As we grapple with the consequences of climate change, it shows just how vital the role of rain in our ecosystem is. Merideth Irby, a librarian at Berkeley High School who organized a climate justice and activist training last year, has been interested in climate change since college. For her, rain is always “a nice change of pace.” She added that “we are in the driest period of California’s drought right now.” When Irby moved here fifteen years ago, “it rained all the time.” She said, “The climate is changing, and incoming climate catastrophes have shifted the climate so much that we are not getting enough rain.”
The lack of rain has depleted water supplies below the surface, as well. “Our underground aquifers are really low. We are not even close to ending the drought,” said Irby. The water comes from things like snowmelt, rain and more. “I think individual efforts are really important, but big businesses are utilizing our water resources. Don’t use plastic straws and other admissions from big companies,” she said. For example, the farming, ranching, and meat industries use a lot of water, so not eating foods that use less water is a good way to conserve. Irby is critical of golf courses in particular. “We need away with all the golf courses, they use a ton of water for all that grass.

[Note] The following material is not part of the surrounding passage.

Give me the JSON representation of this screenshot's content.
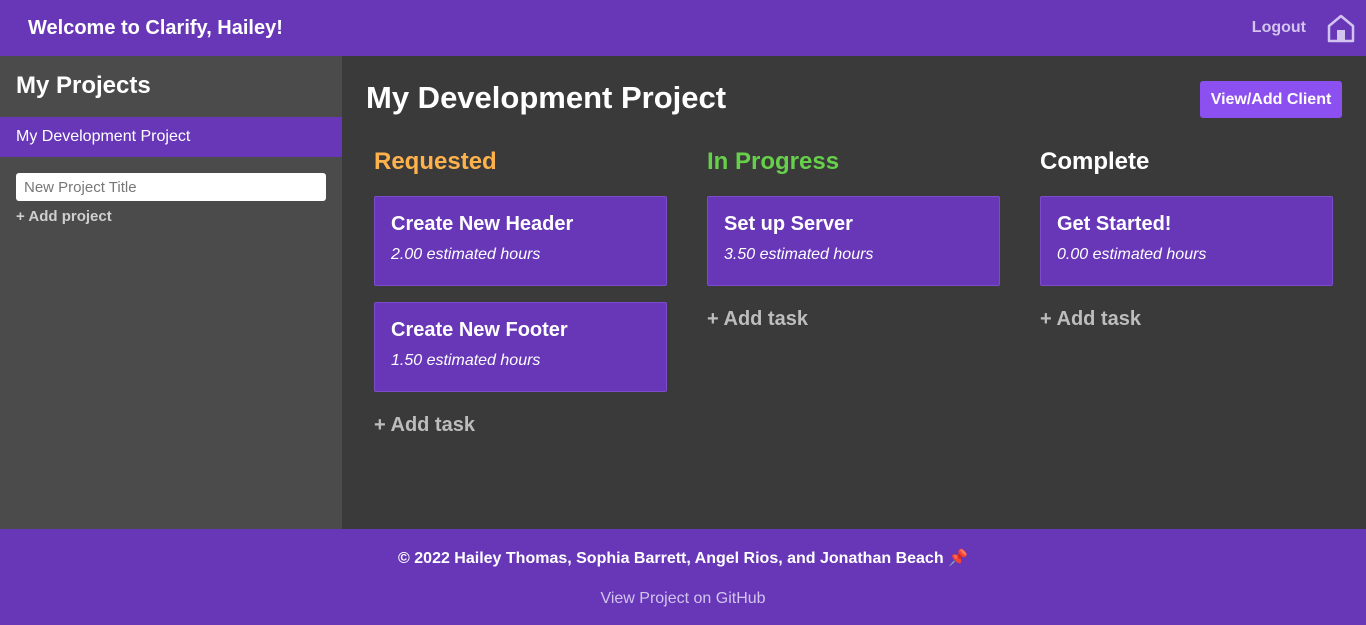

Especially in palm springs,” she said.
During the climate justice and activism training last year during Earth Week, where all different classes contributed projects, she was the staff lead for the Youth vs the Apocalypse club in 2022. “I was really inspired (to get involved in climate action) by the students who were pushing for more climate related initiatives at BHS, and were pushing the district to sign the Climate Literacy Resolution,” she said. The climate literacy resolution was passed in 2021, which was an agreement that the Berkeley Unified School District made to teach about climate change and global warming awareness in schools.
Alice Lohmann Rahal, a freshman at Berkeley High, agrees with Irby. She grew up in São Paulo, Brazil, where it rains heavily around every two weeks. She says that rain is important for Brazil’s environment, and Brazil experienced drought recently, just like California.
“Most people live in urban cities in Brazil, but there are also a lot of farms so the rain is important for the produce,” Lohmann Rahal said. Since October 2023, the Amazon rainforest and multiple towns around it have been in an emergency drought.
According to Lohmann Rahal, Brazil started to take extreme measures to deal with the drought around 2008. These measures include closely monitoring water usage, decentralizing water resources management, and more.
The Green Team is a club at BHS, and, according to Lola Leeman, a member and senior at BHS, it is “very environmentally focused.” The club advocates for change and raises awareness about issues related to the climate crisis. “Rain is important in an on-and-off drought season. It also helps prevent wildfires and keep rivers and reservoirs flowing,” she said. For now, Green Team is “focusing on city planning and education,” according to Leeman.
Leeman has been interested in climate change and global warming for a few years, though she’s had to manage some climate-related stress. “It is important for me to not read too many bleak headlines to avoid eco-anxiety and burnout,” she said.
On the topic of rain, Leeman shared, “I’m not really a sunshine person, and rainy days can provide a chill sense of ambience. Plus, it’s fascinating how all sorts of creatures like slugs and worms come out when it rains.”